● AIM OF THE TASK: Pull out every line in the data that has the string "title" in it.

● WORKING DATA:
┌──
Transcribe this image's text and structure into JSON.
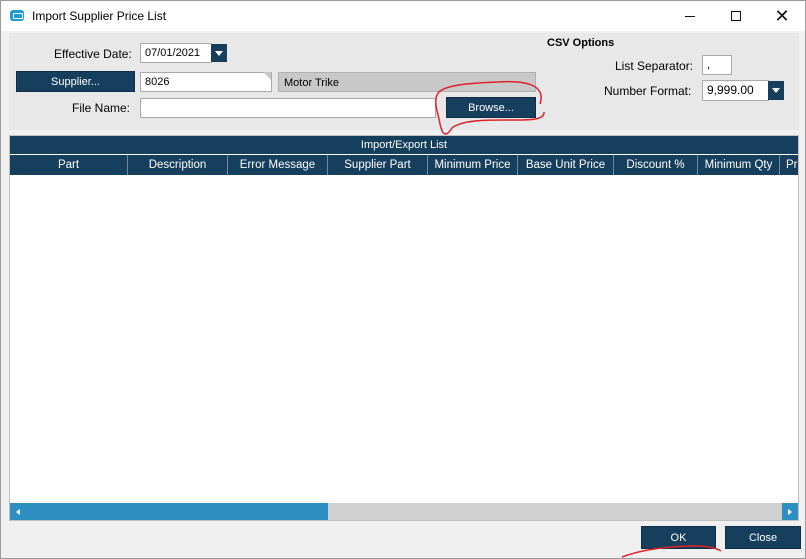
{
  "window": {
    "title": "Import Supplier Price List",
    "controls": {
      "minimize": "—",
      "maximize": "☐",
      "close": "✕"
    }
  },
  "form": {
    "effective_date_label": "Effective Date:",
    "effective_date_value": "07/01/2021",
    "supplier_button": "Supplier...",
    "supplier_code": "8026",
    "supplier_name": "Motor Trike",
    "file_name_label": "File Name:",
    "file_name_value": "",
    "browse_button": "Browse..."
  },
  "csv_options": {
    "title": "CSV Options",
    "list_separator_label": "List Separator:",
    "list_separator_value": ",",
    "number_format_label": "Number Format:",
    "number_format_value": "9,999.00"
  },
  "grid": {
    "caption": "Import/Export List",
    "columns": [
      "Part",
      "Description",
      "Error Message",
      "Supplier Part",
      "Minimum Price",
      "Base Unit Price",
      "Discount %",
      "Minimum Qty",
      "Pri"
    ],
    "rows": []
  },
  "footer": {
    "ok_button": "OK",
    "close_button": "Close"
  },
  "colors": {
    "accent_dark": "#163f5e",
    "scroll_blue": "#2c8fc0",
    "annotation_red": "#e0202a"
  },
  "icons": {
    "app": "app-window-icon",
    "dropdown": "chevron-down-icon"
  }
}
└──
● OUTPUT OF THE EXERCISE:
    "title": "Import Supplier Price List",
    "title": "CSV Options",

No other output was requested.